While Allahpundit gave a fair and thorough analysis last night of the conclusion of Jeronimo Yanez’s trial and the newly released dashcam footage of the shooting of Philando Castile, I really need to add a few things this morning. First of all, I should admit that I totally dropped the ball on this one. I tend to follow all of the contentious police shootings in the news and attempt to do so fairly and with an open mind, but I never dug into this story or even touched on it here. I have no excuse for that. Now that I’m playing catch-up at the end of the proceedings I can see I really missed the boat.

If you somehow missed it, the Star Tribune has a good thumbnail summary and we once again have the dashcam video. (Do not click play if you are easily disturbed. This is video of an actual killing.)

I caught some flack for a tweet last night in which I not only invoked the NRA (more on that in a moment) but said that this video was “nearly as bad as the Slager shoot.” While I attempted to expand on that thought a few minutes later, 140 characters only gives you so much to work with and I wanted to clarify that a bit. I was attempting to say that the video, as well as the completely senseless nature of the death were nearly as awful as the witness cell phone video of former officer Michael Slager shooting Walter Scott in South Carolina. I was not attempting to put Jeronimo Yanez on the exact same level as Slager.

We’ve wound up covering a number of police shootings here and they describe a range of different scenarios. Some of them, while hotly debated in the press, turn out to be completely justified uses of lethal force, such as the case of Michael Brown in Ferguson. This is the case with virtually all such law enforcement encounters, with few exceptions. Others are horrible, tragic accidents which shouldn’t have happened, but circumstances reveal that there wasn’t much the cops could have done to avoid it. That was my conclusion in the case of Tamir Rice. And then there are the exceedingly rare (thankfully) cases of cops who simply flat out murder someone. That’s the conclusion I arrived at with Michael Slager after he executed Walter Scott and attempted to dirty up the crime scene to cover his tracks.

In the shooting of Philando Castile, I tend to largely agree with Allahpundit’s conclusions from last night. This doesn’t have the odor of a cop who was out to murder someone (despite his obviously questionable comments on the radio prior to the stop). But this was definitely a guy who was either entirely lacking in proper training for such situations or possibly had the training but was totally unsuited for a job in law enforcement based on his temperament. We saw an officer who was, as AP described it, completely in panic mode after being informed by the driver that there was a legally owned firearm in the vehicle. As such, he surely wasn’t guilty of premeditated murder over this, but he was clearly guilty of something. Involuntary manslaughter sounded about right. It’s easy enough to say that none of us know how we would have reacted in the same situation, but that’s not a good enough excuse. The guy is (or was) a cop. It’s his job to be ready for that.

The other reason I wanted to check in on this story has to do with the somewhat muted initial response to this case by the National Rifle Association and the total lack of follow-up after that, at least thus far. I received some less than constructive criticism when I tweeted about that last night as well. I brought it up after seeing this article in The Guardian about Colion Noir, a prominent black member of the NRA.

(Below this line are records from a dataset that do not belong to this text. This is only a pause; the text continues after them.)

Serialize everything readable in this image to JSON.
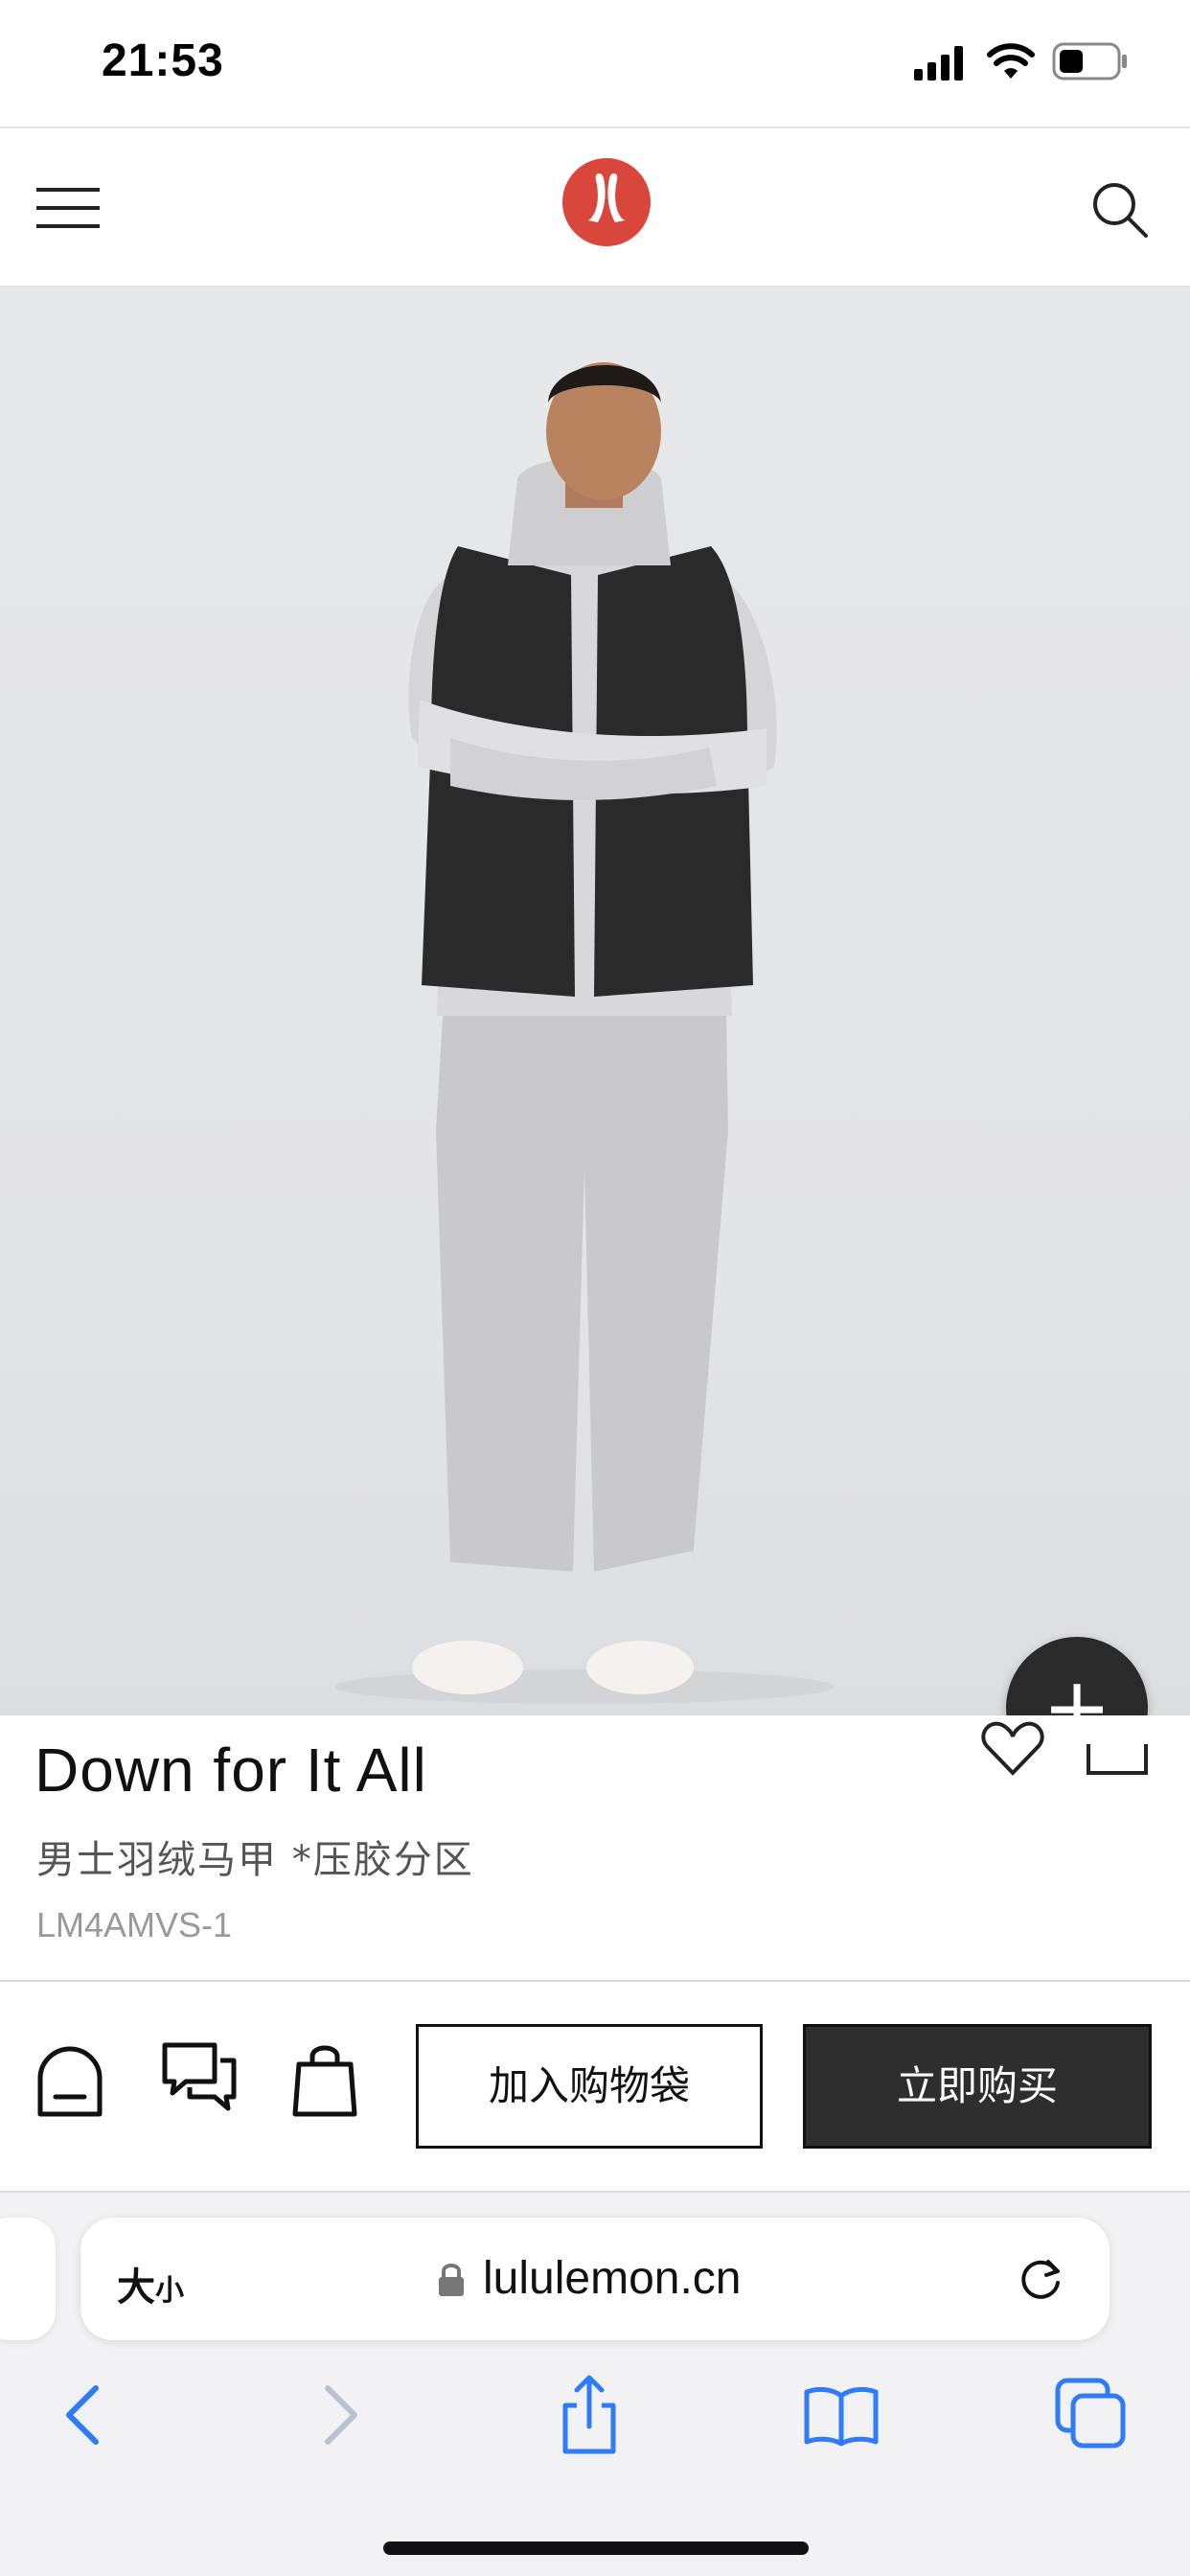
{
  "status_bar": {
    "time": "21:53",
    "battery_level": 0.4
  },
  "header": {
    "menu_icon": "hamburger-menu-icon",
    "logo_icon": "lululemon-logo",
    "search_icon": "search-icon"
  },
  "product": {
    "title": "Down for It All",
    "subtitle": "男士羽绒马甲 *压胶分区",
    "sku": "LM4AMVS-1",
    "fab_label": "+"
  },
  "actions": {
    "add_to_bag_label": "加入购物袋",
    "buy_now_label": "立即购买",
    "home_icon": "home-icon",
    "chat_icon": "chat-icon",
    "bag_icon": "shopping-bag-icon"
  },
  "safari": {
    "text_size_big": "大",
    "text_size_small": "小",
    "url": "lululemon.cn"
  },
  "colors": {
    "brand_red": "#d9463c",
    "dark_button": "#2e2e2e",
    "safari_blue": "#2f7cf6"
  }
}
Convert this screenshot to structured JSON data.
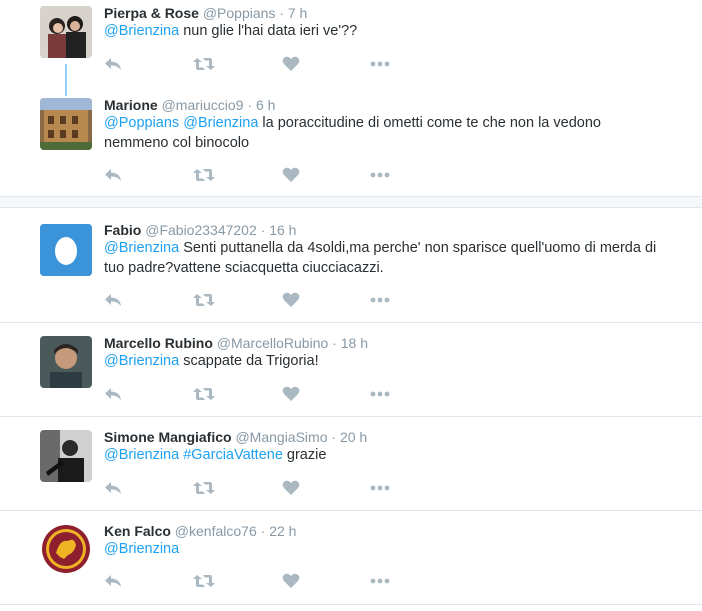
{
  "tweets": [
    {
      "name": "Pierpa & Rose",
      "handle": "@Poppians",
      "time": "7 h",
      "mentions": [
        "@Brienzina"
      ],
      "text": " nun glie l'hai data ieri ve'??",
      "avatar_icon": "couple-photo-avatar"
    },
    {
      "name": "Marione",
      "handle": "@mariuccio9",
      "time": "6 h",
      "mentions": [
        "@Poppians",
        "@Brienzina"
      ],
      "text": " la poraccitudine di ometti come te che non la vedono nemmeno col binocolo",
      "avatar_icon": "building-photo-avatar"
    },
    {
      "name": "Fabio",
      "handle": "@Fabio23347202",
      "time": "16 h",
      "mentions": [
        "@Brienzina"
      ],
      "text": " Senti puttanella da 4soldi,ma perche' non sparisce quell'uomo di merda di tuo padre?vattene sciacquetta ciucciacazzi.",
      "avatar_icon": "default-egg-avatar"
    },
    {
      "name": "Marcello Rubino",
      "handle": "@MarcelloRubino",
      "time": "18 h",
      "mentions": [
        "@Brienzina"
      ],
      "text": " scappate da Trigoria!",
      "avatar_icon": "person-photo-avatar"
    },
    {
      "name": "Simone Mangiafico",
      "handle": "@MangiaSimo",
      "time": "20 h",
      "mentions": [
        "@Brienzina"
      ],
      "hashtag": "#GarciaVattene",
      "text": " grazie",
      "avatar_icon": "bw-photo-avatar"
    },
    {
      "name": "Ken Falco",
      "handle": "@kenfalco76",
      "time": "22 h",
      "mentions": [
        "@Brienzina"
      ],
      "text": "",
      "avatar_icon": "as-roma-crest-avatar"
    }
  ],
  "dot": "·",
  "colors": {
    "link": "#1da1f2",
    "action_icon": "#aab8c2",
    "meta": "#8899a6",
    "egg_bg": "#3b94d9"
  },
  "action_icons": [
    "reply-icon",
    "retweet-icon",
    "like-icon",
    "more-icon"
  ]
}
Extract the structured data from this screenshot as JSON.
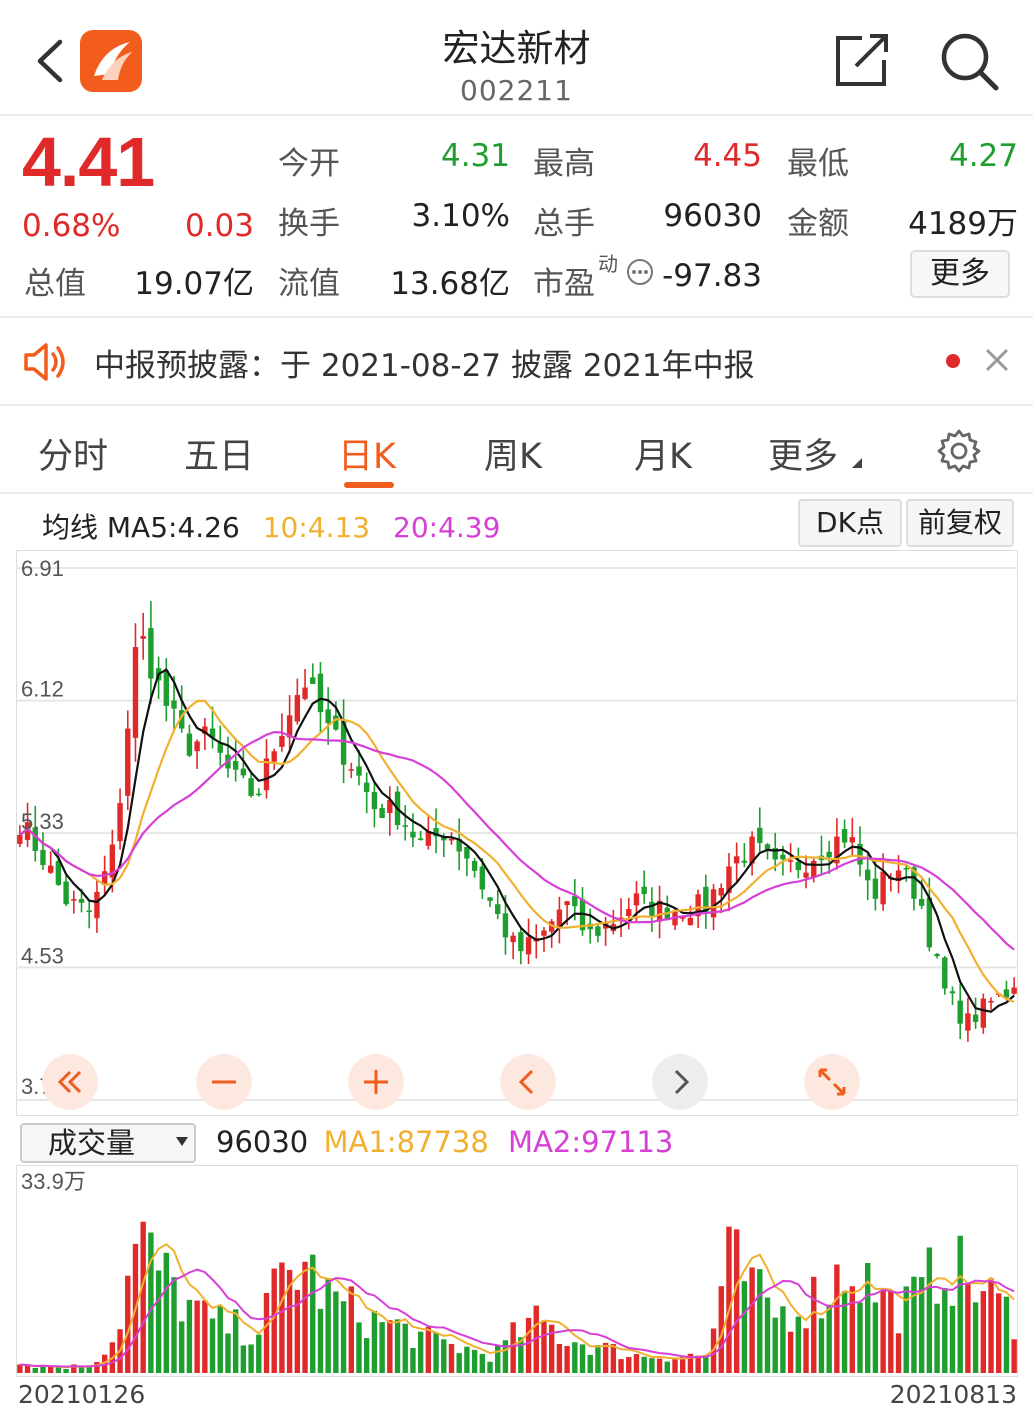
{
  "header": {
    "title": "宏达新材",
    "code": "002211"
  },
  "quote": {
    "price": "4.41",
    "change_pct": "0.68%",
    "change": "0.03",
    "open_label": "今开",
    "open": "4.31",
    "high_label": "最高",
    "high": "4.45",
    "low_label": "最低",
    "low": "4.27",
    "turnover_label": "换手",
    "turnover": "3.10%",
    "volume_label": "总手",
    "volume": "96030",
    "amount_label": "金额",
    "amount": "4189万",
    "mktcap_label": "总值",
    "mktcap": "19.07亿",
    "float_label": "流值",
    "float": "13.68亿",
    "pe_label": "市盈",
    "pe_sup": "动",
    "pe": "-97.83",
    "more_label": "更多"
  },
  "notice": {
    "text": "中报预披露：于 2021-08-27 披露 2021年中报"
  },
  "tabs": [
    "分时",
    "五日",
    "日K",
    "周K",
    "月K",
    "更多"
  ],
  "ma_bar": {
    "prefix": "均线 MA5:4.26",
    "ma10": "10:4.13",
    "ma20": "20:4.39",
    "dk_label": "DK点",
    "fq_label": "前复权"
  },
  "volume_bar": {
    "selector": "成交量",
    "value": "96030",
    "ma1": "MA1:87738",
    "ma2": "MA2:97113"
  },
  "colors": {
    "up": "#e02a2a",
    "down": "#1e9e2e",
    "accent": "#f25d1d",
    "ma5": "#111111",
    "ma10": "#f0b030",
    "ma20": "#d640d6"
  },
  "icons": [
    "back-arrow-icon",
    "app-logo-icon",
    "share-icon",
    "search-icon",
    "speaker-icon",
    "close-icon",
    "gear-icon",
    "rewind-icon",
    "zoom-out-icon",
    "zoom-in-icon",
    "chevron-left-icon",
    "chevron-right-icon",
    "fullscreen-icon",
    "dropdown-icon"
  ],
  "chart_data": {
    "type": "candlestick",
    "price_axis_labels": [
      "6.91",
      "6.12",
      "5.33",
      "4.53",
      "3.74"
    ],
    "ylim": [
      3.74,
      6.91
    ],
    "volume_axis_label": "33.9万",
    "volume_max": 339000,
    "x_start_label": "20210126",
    "x_end_label": "20210813",
    "waypoints_close": [
      5.4,
      5.18,
      4.92,
      4.85,
      5.25,
      6.55,
      6.15,
      5.85,
      5.9,
      5.65,
      5.55,
      5.95,
      6.25,
      5.95,
      5.75,
      5.48,
      5.45,
      5.25,
      5.35,
      5.18,
      4.88,
      4.62,
      4.7,
      4.92,
      4.72,
      4.8,
      4.93,
      4.88,
      4.88,
      4.9,
      5.15,
      5.25,
      5.1,
      5.15,
      5.25,
      5.33,
      4.95,
      5.15,
      4.95,
      4.4,
      4.2,
      4.32,
      4.41
    ],
    "waypoints_volume": [
      15000,
      12000,
      10000,
      16000,
      60000,
      230000,
      170000,
      120000,
      90000,
      80000,
      70000,
      160000,
      190000,
      130000,
      110000,
      90000,
      80000,
      60000,
      50000,
      40000,
      30000,
      70000,
      90000,
      60000,
      50000,
      40000,
      30000,
      30000,
      30000,
      30000,
      200000,
      140000,
      100000,
      120000,
      140000,
      190000,
      150000,
      110000,
      130000,
      200000,
      160000,
      130000,
      96030
    ]
  }
}
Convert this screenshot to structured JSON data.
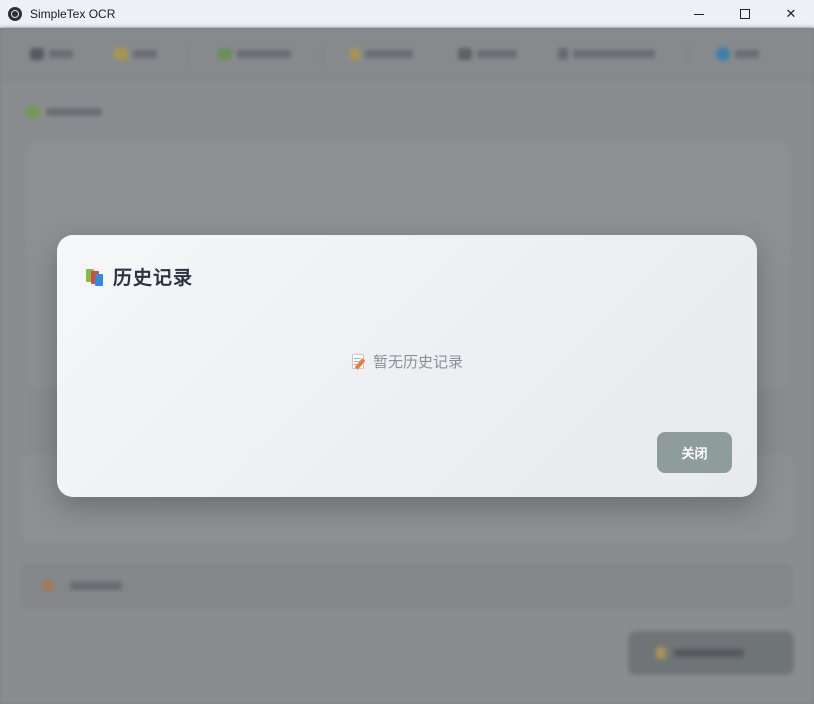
{
  "window": {
    "title": "SimpleTex OCR",
    "controls": {
      "minimize": "",
      "maximize": "",
      "close": "✕"
    }
  },
  "dialog": {
    "title": "历史记录",
    "empty_text": "暂无历史记录",
    "close_label": "关闭"
  },
  "colors": {
    "close_button": "#8f9c9c",
    "dialog_title": "#2b3240",
    "empty_text": "#8a9097"
  }
}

“Yanez walking away from this case a free and clear man is just wrong,” Noir wrote in an impassioned online post on Sunday. Though he despised “race-baiting”, Noir wrote, “covert racism is a real thing and is very dangerous.

“Philando Castile should be alive today. I don’t feel [Yanez] woke up that day wanting to shoot a black person. However, I keep asking myself, would he have done the same thing if Philando were white?”

All too often we see issues of race dragged into instances of lethal force encounters for no real reason, but in this case it’s rather hard to ignore. I’m not saying that the NRA should be out there leading the charge in calling for Yanez’s head on a platter because, as I already noted, this wasn’t a Michael Slager type of killing. But by the same token, we should all want the organization to speak up on behalf of the rights of all law abiding gun owners. The group has developed too much of a reputation as an organization populated by old white guys. But we don’t want the NRA to be just for old white guys. It needs to represent everyone who supports and defends the Second Amendment and stays on the right side of the law. This is much the same as many other elements of conservative philosophy which are all too often viewed as “white issues” when they should be properly treated as issues which affect and benefit everyone equally.

With those thoughts in mind, considering how Castile had done everything we are supposed to do as responsible, law abiding gun owners, the NRA could benefit us all by coming out more strongly than ever in this instance. We expect gun owners to behave responsibly and this tragic death is a reminder that we should expect no less from our law enforcement officers. They need to be trained and ready at all times to properly respond to any legal owners of firearms they may encounter in the course of their duties, and when they fall short of that ideal they must be held accountable. Otherwise, we’ll never break through this stereotype of the Second Amendment being “a white issue” which is held by too many in our nation.